CNET: Company formerly known as Yahoo to pay $35M over massive breach. “Yahoo’s cybersecurity failures continue to haunt the company — now to the tune of $35 million. The US Securities and Exchange Commission said Tuesday that Altaba, the company formed from the ashes of Yahoo’s sale to Verizon, has agreed to pay a penalty of that amount to settle charges that Yahoo failed to disclose a massive data breach from December 2014.”

Bloomberg Quint: Google Aims at Privacy Law After Facebook Lobbying Failed

Bloomberg Quint: Google Aims at Privacy Law After Facebook Lobbying Failed. “While Mark Zuckerberg and Sheryl Sandberg were publicly apologizing this month for failing to protect users’ information, Google’s lobbyists were drafting measures to de-fang an Illinois law recognized as the most rigorous consumer privacy statute in the country. Their ambition: to strip language from a decade-old policy that regulates the use of fingerprints, iris scans and facial recognition technology, and insert a loophole for companies embracing the use of biometrics.”

IoT Inspector: Princeton releases a tool to snoop on home IoT devices and figure out what they’re doing (Boing Boing)

Boing Boing: IoT Inspector: Princeton releases a tool to snoop on home IoT devices and figure out what they’re doing. “IoT Inspector is a new tool from Princeton’s computer science department; it snoops on the traffic from home IoT devices and performs analysis to determine who they phone home to, whether they use encryption, and what kinds of data they may be leaking…. The first 50 devices are basically a security/privacy dumpster fire.”

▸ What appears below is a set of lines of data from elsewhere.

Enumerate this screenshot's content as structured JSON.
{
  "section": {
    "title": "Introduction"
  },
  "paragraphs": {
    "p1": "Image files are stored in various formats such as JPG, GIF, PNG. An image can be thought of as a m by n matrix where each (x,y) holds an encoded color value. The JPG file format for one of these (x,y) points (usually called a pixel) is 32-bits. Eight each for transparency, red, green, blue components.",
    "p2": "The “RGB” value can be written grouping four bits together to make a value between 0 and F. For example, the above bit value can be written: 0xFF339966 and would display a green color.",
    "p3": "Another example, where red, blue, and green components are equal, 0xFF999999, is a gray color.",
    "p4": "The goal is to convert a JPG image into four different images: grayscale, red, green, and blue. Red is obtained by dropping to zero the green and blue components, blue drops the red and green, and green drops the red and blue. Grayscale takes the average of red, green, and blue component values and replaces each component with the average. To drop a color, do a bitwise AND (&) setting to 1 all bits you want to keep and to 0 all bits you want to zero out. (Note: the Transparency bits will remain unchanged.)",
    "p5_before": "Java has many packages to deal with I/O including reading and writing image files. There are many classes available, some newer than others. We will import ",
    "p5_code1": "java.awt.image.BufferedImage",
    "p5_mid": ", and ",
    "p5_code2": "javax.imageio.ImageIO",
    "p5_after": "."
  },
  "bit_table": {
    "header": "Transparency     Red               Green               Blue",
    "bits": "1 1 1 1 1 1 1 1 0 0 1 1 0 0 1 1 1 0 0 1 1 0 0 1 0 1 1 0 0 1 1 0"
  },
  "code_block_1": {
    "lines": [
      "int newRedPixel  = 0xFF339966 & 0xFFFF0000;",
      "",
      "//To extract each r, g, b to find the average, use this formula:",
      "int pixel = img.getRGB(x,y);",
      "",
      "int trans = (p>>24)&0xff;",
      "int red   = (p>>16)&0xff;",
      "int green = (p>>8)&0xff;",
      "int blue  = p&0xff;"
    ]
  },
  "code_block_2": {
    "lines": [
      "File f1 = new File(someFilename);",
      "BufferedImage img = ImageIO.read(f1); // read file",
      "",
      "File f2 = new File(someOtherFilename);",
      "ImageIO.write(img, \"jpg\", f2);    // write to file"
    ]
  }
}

Krebs on Security: A Sobering Look at Fake Online Reviews

Krebs on Security: A Sobering Look at Fake Online Reviews. “In 2016, KrebsOnSecurity exposed a network of phony Web sites and fake online reviews that funneled those seeking help for drug and alcohol addiction toward rehab centers that were secretly affiliated with the Church of Scientology. Not long after the story ran, that network of bogus reviews disappeared from the Web. Over the past few months, however, the same prolific purveyor of these phantom sites and reviews appears to be back at it again, enlisting the help of Internet users and paying people $25-$35 for each fake listing.”

The Register: Oh, baby! Newborn-care website leaves database of medics wide open

The Register: Oh, baby! Newborn-care website leaves database of medics wide open. “A US healthcare company seemingly exposed on the public internet contact information for roughly 10,000 medical professionals. IT pro Brian Wethern said he warned Health Stream nine days ago that one of its now-removed websites had left a database of users out in the open, allowing anyone to slurp the first and last names of medics, and their email addresses and ID numbers. These professionals appear to be connected to Health Stream’s Neonatal Resuscitation Program.”

Google’s new chat service won’t be secure like iMessage and WhatsApp: Amnesty International (Indian Express)

Indian Express: Google’s new chat service won’t be secure like iMessage and WhatsApp: Amnesty International . “Google has been slammed by Amnesty International’s Technology and Human Rights researcher Joe Westby for a new ‘Chat’ feature that will not be encrypted. Westby called the decision to launch a messaging service without end-to-end encryption ‘baffling’ and said the move aims to show Google’s ‘utter contempt for the privacy of Android users’ as it easily allows cybercriminals and government spies to access to take control of users’ private communication.”